• [Required work] Scan the records that follow, and whenever a line has the word "hour", copy it.

• [Provided information]

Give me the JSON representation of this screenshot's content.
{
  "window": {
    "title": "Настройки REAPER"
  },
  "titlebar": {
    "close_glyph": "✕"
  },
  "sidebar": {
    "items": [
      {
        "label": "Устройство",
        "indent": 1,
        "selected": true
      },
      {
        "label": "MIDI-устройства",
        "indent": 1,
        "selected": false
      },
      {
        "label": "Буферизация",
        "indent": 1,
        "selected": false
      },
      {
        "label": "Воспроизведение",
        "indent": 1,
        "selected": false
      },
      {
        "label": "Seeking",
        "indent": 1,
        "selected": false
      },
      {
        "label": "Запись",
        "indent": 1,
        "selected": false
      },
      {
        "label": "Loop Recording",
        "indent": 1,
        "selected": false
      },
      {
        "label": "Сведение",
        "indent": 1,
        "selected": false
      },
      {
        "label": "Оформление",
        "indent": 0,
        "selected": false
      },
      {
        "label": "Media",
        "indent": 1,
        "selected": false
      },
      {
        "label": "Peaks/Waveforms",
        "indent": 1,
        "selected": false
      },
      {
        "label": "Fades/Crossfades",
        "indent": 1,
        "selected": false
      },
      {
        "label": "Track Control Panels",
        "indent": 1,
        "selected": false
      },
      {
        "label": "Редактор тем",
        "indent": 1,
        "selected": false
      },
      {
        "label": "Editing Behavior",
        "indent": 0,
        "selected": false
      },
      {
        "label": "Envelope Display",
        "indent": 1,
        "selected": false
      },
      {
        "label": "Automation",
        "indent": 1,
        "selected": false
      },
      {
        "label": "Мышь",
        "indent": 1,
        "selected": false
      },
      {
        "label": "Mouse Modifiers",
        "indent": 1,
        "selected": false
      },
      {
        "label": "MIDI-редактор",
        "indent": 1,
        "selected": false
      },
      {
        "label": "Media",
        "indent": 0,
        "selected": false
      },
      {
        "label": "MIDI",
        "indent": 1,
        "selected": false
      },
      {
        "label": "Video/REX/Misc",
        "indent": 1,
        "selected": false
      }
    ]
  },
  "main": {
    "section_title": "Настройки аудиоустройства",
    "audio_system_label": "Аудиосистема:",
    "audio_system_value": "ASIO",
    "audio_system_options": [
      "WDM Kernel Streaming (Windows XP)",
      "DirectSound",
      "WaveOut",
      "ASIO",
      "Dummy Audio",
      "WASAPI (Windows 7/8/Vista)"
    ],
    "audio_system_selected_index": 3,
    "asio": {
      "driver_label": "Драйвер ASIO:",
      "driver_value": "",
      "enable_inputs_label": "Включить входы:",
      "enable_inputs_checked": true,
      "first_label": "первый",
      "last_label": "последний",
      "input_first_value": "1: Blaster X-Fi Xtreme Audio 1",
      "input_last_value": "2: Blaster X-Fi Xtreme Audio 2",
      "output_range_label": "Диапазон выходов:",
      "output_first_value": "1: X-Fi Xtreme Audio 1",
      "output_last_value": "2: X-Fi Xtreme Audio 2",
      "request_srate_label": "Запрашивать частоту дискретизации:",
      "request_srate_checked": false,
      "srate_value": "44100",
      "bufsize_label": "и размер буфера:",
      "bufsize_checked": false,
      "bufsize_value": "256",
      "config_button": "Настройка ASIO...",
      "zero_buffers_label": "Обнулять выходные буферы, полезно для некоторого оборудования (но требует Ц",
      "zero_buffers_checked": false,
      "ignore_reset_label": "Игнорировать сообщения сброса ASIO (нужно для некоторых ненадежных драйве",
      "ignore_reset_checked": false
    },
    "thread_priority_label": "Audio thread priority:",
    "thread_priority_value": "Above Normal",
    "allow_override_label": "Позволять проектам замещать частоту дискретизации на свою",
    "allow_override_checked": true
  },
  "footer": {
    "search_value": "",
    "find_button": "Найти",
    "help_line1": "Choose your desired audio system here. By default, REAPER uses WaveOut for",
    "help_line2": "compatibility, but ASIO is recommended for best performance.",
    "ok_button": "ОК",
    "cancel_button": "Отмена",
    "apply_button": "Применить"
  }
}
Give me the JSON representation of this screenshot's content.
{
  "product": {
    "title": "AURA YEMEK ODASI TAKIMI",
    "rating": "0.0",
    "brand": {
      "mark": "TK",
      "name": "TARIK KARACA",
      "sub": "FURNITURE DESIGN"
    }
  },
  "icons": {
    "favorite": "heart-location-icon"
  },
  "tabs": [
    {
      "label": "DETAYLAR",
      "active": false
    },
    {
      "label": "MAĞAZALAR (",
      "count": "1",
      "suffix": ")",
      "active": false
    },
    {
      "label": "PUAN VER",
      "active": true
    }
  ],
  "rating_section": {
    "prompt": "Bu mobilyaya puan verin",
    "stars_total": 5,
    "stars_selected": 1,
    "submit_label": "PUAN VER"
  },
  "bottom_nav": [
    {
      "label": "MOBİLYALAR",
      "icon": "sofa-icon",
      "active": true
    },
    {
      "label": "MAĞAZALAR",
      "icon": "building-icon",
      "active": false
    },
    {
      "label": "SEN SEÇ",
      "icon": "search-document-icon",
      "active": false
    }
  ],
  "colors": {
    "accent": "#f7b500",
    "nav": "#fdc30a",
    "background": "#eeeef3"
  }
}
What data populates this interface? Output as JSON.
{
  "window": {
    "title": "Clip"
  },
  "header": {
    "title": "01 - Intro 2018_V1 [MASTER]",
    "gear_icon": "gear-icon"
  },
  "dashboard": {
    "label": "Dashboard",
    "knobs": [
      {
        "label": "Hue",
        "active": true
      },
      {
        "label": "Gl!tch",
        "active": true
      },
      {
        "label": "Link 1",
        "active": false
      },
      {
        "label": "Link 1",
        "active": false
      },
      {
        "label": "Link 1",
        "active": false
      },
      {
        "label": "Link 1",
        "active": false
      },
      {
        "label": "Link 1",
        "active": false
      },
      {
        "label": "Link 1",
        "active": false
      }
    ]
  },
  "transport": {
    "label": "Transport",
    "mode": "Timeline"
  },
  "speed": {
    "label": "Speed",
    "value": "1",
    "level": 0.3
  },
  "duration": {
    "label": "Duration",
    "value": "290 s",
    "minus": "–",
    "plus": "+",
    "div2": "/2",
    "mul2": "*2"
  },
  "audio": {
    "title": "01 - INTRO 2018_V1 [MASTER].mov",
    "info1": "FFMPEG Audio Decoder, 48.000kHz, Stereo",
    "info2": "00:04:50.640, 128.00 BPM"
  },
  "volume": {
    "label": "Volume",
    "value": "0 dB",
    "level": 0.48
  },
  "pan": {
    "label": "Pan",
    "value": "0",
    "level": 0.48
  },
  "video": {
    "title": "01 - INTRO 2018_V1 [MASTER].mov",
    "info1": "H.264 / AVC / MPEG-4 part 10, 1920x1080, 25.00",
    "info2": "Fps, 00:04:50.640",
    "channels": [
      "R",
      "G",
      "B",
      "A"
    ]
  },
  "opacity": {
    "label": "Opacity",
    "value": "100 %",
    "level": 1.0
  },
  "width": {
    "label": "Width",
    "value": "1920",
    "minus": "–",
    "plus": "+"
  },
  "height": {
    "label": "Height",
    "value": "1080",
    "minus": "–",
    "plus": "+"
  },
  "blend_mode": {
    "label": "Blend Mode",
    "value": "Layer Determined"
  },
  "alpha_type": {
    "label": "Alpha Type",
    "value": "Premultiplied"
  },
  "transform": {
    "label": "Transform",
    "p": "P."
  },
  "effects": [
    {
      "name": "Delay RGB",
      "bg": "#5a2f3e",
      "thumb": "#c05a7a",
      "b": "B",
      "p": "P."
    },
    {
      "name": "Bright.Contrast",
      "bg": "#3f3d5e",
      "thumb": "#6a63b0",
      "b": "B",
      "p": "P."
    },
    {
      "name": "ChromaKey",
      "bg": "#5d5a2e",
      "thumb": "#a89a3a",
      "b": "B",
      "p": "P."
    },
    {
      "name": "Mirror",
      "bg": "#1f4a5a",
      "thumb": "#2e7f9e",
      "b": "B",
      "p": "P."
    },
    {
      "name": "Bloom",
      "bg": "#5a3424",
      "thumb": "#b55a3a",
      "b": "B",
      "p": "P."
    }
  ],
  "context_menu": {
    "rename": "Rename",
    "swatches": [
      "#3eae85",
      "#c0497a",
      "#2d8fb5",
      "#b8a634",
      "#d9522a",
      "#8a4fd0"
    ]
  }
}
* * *
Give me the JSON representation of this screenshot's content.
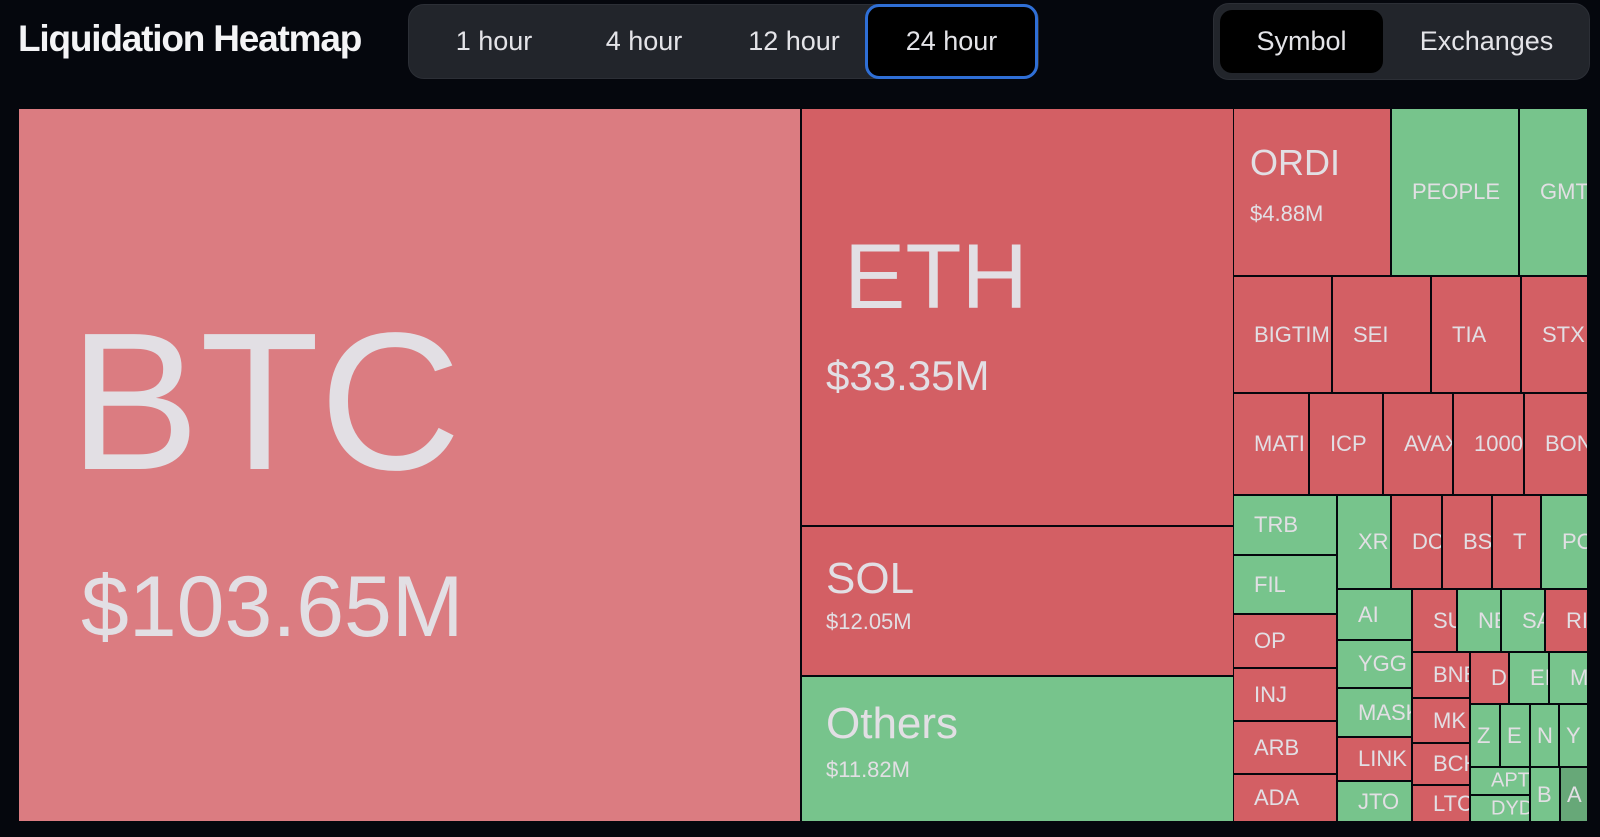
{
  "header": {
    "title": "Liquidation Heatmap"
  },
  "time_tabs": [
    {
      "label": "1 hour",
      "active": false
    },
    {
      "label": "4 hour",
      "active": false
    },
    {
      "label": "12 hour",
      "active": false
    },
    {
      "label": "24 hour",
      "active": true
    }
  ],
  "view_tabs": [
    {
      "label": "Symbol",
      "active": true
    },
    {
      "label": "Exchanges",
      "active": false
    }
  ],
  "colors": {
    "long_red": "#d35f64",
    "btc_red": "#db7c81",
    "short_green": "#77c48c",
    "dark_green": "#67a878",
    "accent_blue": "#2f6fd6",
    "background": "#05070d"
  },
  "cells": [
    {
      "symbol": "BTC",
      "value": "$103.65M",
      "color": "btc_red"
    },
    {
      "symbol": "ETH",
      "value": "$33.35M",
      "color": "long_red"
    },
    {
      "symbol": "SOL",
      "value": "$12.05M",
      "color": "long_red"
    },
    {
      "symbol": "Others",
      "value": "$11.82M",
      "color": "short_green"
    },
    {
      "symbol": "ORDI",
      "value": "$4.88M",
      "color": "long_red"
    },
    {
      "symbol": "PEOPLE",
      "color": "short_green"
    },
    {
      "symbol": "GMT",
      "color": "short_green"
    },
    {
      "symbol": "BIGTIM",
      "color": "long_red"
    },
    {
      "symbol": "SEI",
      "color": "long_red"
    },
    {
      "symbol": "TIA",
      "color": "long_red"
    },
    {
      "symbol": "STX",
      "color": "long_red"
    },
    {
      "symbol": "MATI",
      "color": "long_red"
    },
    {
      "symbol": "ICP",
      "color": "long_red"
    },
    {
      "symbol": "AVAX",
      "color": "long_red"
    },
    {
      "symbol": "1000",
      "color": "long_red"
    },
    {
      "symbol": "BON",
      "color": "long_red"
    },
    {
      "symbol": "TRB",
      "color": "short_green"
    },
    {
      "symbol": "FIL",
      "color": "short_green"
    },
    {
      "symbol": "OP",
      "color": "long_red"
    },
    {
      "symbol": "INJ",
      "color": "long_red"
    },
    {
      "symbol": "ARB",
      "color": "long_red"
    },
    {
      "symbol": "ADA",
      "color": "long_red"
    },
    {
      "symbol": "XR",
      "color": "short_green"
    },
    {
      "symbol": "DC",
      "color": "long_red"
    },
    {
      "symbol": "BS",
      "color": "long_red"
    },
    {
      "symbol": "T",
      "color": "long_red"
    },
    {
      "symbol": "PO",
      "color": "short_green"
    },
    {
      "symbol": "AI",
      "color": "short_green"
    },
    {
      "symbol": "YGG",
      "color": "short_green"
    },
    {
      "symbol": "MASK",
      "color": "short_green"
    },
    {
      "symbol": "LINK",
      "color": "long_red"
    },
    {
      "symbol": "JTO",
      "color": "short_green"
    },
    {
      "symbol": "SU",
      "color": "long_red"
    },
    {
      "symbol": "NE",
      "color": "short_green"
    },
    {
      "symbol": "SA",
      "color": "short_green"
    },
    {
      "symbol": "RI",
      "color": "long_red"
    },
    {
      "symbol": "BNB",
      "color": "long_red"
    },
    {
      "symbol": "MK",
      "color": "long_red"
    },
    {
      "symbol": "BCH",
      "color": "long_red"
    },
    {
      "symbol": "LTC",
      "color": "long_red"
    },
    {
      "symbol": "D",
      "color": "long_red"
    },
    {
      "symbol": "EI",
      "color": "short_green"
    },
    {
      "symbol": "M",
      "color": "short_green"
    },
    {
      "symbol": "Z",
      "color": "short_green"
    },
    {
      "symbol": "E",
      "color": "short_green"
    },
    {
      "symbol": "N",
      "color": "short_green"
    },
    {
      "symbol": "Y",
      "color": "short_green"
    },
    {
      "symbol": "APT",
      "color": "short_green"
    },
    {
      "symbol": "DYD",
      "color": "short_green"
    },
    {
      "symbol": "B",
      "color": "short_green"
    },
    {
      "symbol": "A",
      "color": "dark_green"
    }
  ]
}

• [Problem solution]
      "label": "1 hour",
      "label": "4 hour",
      "label": "12 hour",
      "label": "24 hour",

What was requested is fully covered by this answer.